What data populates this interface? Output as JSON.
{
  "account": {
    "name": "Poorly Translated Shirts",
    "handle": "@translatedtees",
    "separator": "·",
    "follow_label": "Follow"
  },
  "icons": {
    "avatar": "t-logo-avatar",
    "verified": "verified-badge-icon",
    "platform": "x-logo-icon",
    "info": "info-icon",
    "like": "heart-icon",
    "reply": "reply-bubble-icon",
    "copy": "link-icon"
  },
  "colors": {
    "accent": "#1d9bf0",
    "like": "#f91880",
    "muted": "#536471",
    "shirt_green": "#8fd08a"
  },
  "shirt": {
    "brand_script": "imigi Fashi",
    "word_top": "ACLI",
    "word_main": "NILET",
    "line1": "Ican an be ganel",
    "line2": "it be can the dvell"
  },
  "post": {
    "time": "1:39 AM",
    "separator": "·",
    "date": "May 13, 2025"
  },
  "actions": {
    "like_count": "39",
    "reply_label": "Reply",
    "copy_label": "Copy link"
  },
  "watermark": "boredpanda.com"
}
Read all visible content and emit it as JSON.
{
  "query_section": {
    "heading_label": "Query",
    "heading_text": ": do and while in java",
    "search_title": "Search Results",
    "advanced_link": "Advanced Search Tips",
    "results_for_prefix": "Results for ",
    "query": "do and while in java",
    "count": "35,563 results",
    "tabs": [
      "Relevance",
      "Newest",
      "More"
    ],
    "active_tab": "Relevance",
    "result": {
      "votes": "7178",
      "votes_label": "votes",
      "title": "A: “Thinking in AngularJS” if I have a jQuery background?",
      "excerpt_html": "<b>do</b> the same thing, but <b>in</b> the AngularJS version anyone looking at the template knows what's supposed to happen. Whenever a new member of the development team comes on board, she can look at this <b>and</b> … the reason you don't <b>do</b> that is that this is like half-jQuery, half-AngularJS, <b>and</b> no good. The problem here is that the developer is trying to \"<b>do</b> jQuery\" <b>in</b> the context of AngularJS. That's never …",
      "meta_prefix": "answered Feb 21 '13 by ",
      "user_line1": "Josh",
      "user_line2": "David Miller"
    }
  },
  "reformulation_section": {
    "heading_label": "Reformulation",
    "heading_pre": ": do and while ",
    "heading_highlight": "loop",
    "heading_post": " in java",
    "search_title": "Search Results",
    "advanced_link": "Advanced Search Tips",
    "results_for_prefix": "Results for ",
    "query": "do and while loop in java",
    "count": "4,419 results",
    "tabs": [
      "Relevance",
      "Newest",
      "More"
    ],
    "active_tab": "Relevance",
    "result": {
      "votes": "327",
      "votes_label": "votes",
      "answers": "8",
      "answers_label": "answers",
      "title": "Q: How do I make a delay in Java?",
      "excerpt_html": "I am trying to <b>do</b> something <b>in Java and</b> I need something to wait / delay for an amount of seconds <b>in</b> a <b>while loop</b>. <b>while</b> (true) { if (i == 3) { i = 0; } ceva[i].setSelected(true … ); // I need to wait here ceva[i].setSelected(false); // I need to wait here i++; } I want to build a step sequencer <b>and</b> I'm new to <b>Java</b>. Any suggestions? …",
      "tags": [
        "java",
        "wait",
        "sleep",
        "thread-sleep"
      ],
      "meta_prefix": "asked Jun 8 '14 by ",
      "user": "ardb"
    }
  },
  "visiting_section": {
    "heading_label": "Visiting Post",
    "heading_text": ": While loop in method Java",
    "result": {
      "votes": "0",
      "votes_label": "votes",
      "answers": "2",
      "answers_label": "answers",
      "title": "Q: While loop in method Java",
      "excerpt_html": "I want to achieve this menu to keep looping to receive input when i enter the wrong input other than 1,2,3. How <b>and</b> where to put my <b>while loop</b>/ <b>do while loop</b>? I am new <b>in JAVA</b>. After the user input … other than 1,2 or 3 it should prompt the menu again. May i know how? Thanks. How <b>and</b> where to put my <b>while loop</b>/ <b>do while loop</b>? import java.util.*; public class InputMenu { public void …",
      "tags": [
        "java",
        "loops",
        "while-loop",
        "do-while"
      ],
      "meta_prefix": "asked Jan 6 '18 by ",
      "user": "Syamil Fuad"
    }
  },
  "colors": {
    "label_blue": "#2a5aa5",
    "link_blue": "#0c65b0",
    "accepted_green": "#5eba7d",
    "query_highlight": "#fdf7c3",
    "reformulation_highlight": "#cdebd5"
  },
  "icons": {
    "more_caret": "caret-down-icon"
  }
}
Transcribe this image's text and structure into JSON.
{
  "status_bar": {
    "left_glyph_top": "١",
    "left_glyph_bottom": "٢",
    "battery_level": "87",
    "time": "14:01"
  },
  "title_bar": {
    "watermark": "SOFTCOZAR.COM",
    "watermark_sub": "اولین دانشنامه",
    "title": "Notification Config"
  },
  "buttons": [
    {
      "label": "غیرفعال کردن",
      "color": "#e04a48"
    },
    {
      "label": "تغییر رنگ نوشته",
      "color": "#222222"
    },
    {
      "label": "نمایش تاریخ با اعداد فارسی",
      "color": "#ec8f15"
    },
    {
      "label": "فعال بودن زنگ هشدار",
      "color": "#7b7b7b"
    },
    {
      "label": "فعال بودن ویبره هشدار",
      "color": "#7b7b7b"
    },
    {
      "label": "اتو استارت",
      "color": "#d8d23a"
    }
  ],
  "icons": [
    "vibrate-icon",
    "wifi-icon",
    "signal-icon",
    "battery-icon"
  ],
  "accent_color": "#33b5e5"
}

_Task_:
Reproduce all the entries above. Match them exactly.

_Answer section_:
What data populates this interface? Output as JSON.
{
  "account": {
    "name": "Poorly Translated Shirts",
    "handle": "@translatedtees",
    "separator": "·",
    "follow_label": "Follow"
  },
  "icons": {
    "avatar": "t-logo-avatar",
    "verified": "verified-badge-icon",
    "platform": "x-logo-icon",
    "info": "info-icon",
    "like": "heart-icon",
    "reply": "reply-bubble-icon",
    "copy": "link-icon"
  },
  "colors": {
    "accent": "#1d9bf0",
    "like": "#f91880",
    "muted": "#536471",
    "shirt_green": "#8fd08a"
  },
  "shirt": {
    "brand_script": "imigi Fashi",
    "word_top": "ACLI",
    "word_main": "NILET",
    "line1": "Ican an be ganel",
    "line2": "it be can the dvell"
  },
  "post": {
    "time": "1:39 AM",
    "separator": "·",
    "date": "May 13, 2025"
  },
  "actions": {
    "like_count": "39",
    "reply_label": "Reply",
    "copy_label": "Copy link"
  },
  "watermark": "boredpanda.com"
}
Read all visible content and emit it as JSON.
{
  "query_section": {
    "heading_label": "Query",
    "heading_text": ": do and while in java",
    "search_title": "Search Results",
    "advanced_link": "Advanced Search Tips",
    "results_for_prefix": "Results for ",
    "query": "do and while in java",
    "count": "35,563 results",
    "tabs": [
      "Relevance",
      "Newest",
      "More"
    ],
    "active_tab": "Relevance",
    "result": {
      "votes": "7178",
      "votes_label": "votes",
      "title": "A: “Thinking in AngularJS” if I have a jQuery background?",
      "excerpt_html": "<b>do</b> the same thing, but <b>in</b> the AngularJS version anyone looking at the template knows what's supposed to happen. Whenever a new member of the development team comes on board, she can look at this <b>and</b> … the reason you don't <b>do</b> that is that this is like half-jQuery, half-AngularJS, <b>and</b> no good. The problem here is that the developer is trying to \"<b>do</b> jQuery\" <b>in</b> the context of AngularJS. That's never …",
      "meta_prefix": "answered Feb 21 '13 by ",
      "user_line1": "Josh",
      "user_line2": "David Miller"
    }
  },
  "reformulation_section": {
    "heading_label": "Reformulation",
    "heading_pre": ": do and while ",
    "heading_highlight": "loop",
    "heading_post": " in java",
    "search_title": "Search Results",
    "advanced_link": "Advanced Search Tips",
    "results_for_prefix": "Results for ",
    "query": "do and while loop in java",
    "count": "4,419 results",
    "tabs": [
      "Relevance",
      "Newest",
      "More"
    ],
    "active_tab": "Relevance",
    "result": {
      "votes": "327",
      "votes_label": "votes",
      "answers": "8",
      "answers_label": "answers",
      "title": "Q: How do I make a delay in Java?",
      "excerpt_html": "I am trying to <b>do</b> something <b>in Java and</b> I need something to wait / delay for an amount of seconds <b>in</b> a <b>while loop</b>. <b>while</b> (true) { if (i == 3) { i = 0; } ceva[i].setSelected(true … ); // I need to wait here ceva[i].setSelected(false); // I need to wait here i++; } I want to build a step sequencer <b>and</b> I'm new to <b>Java</b>. Any suggestions? …",
      "tags": [
        "java",
        "wait",
        "sleep",
        "thread-sleep"
      ],
      "meta_prefix": "asked Jun 8 '14 by ",
      "user": "ardb"
    }
  },
  "visiting_section": {
    "heading_label": "Visiting Post",
    "heading_text": ": While loop in method Java",
    "result": {
      "votes": "0",
      "votes_label": "votes",
      "answers": "2",
      "answers_label": "answers",
      "title": "Q: While loop in method Java",
      "excerpt_html": "I want to achieve this menu to keep looping to receive input when i enter the wrong input other than 1,2,3. How <b>and</b> where to put my <b>while loop</b>/ <b>do while loop</b>? I am new <b>in JAVA</b>. After the user input … other than 1,2 or 3 it should prompt the menu again. May i know how? Thanks. How <b>and</b> where to put my <b>while loop</b>/ <b>do while loop</b>? import java.util.*; public class InputMenu { public void …",
      "tags": [
        "java",
        "loops",
        "while-loop",
        "do-while"
      ],
      "meta_prefix": "asked Jan 6 '18 by ",
      "user": "Syamil Fuad"
    }
  },
  "colors": {
    "label_blue": "#2a5aa5",
    "link_blue": "#0c65b0",
    "accepted_green": "#5eba7d",
    "query_highlight": "#fdf7c3",
    "reformulation_highlight": "#cdebd5"
  },
  "icons": {
    "more_caret": "caret-down-icon"
  }
}
Transcribe this image's text and structure into JSON.
{
  "status_bar": {
    "left_glyph_top": "١",
    "left_glyph_bottom": "٢",
    "battery_level": "87",
    "time": "14:01"
  },
  "title_bar": {
    "watermark": "SOFTCOZAR.COM",
    "watermark_sub": "اولین دانشنامه",
    "title": "Notification Config"
  },
  "buttons": [
    {
      "label": "غیرفعال کردن",
      "color": "#e04a48"
    },
    {
      "label": "تغییر رنگ نوشته",
      "color": "#222222"
    },
    {
      "label": "نمایش تاریخ با اعداد فارسی",
      "color": "#ec8f15"
    },
    {
      "label": "فعال بودن زنگ هشدار",
      "color": "#7b7b7b"
    },
    {
      "label": "فعال بودن ویبره هشدار",
      "color": "#7b7b7b"
    },
    {
      "label": "اتو استارت",
      "color": "#d8d23a"
    }
  ],
  "icons": [
    "vibrate-icon",
    "wifi-icon",
    "signal-icon",
    "battery-icon"
  ],
  "accent_color": "#33b5e5"
}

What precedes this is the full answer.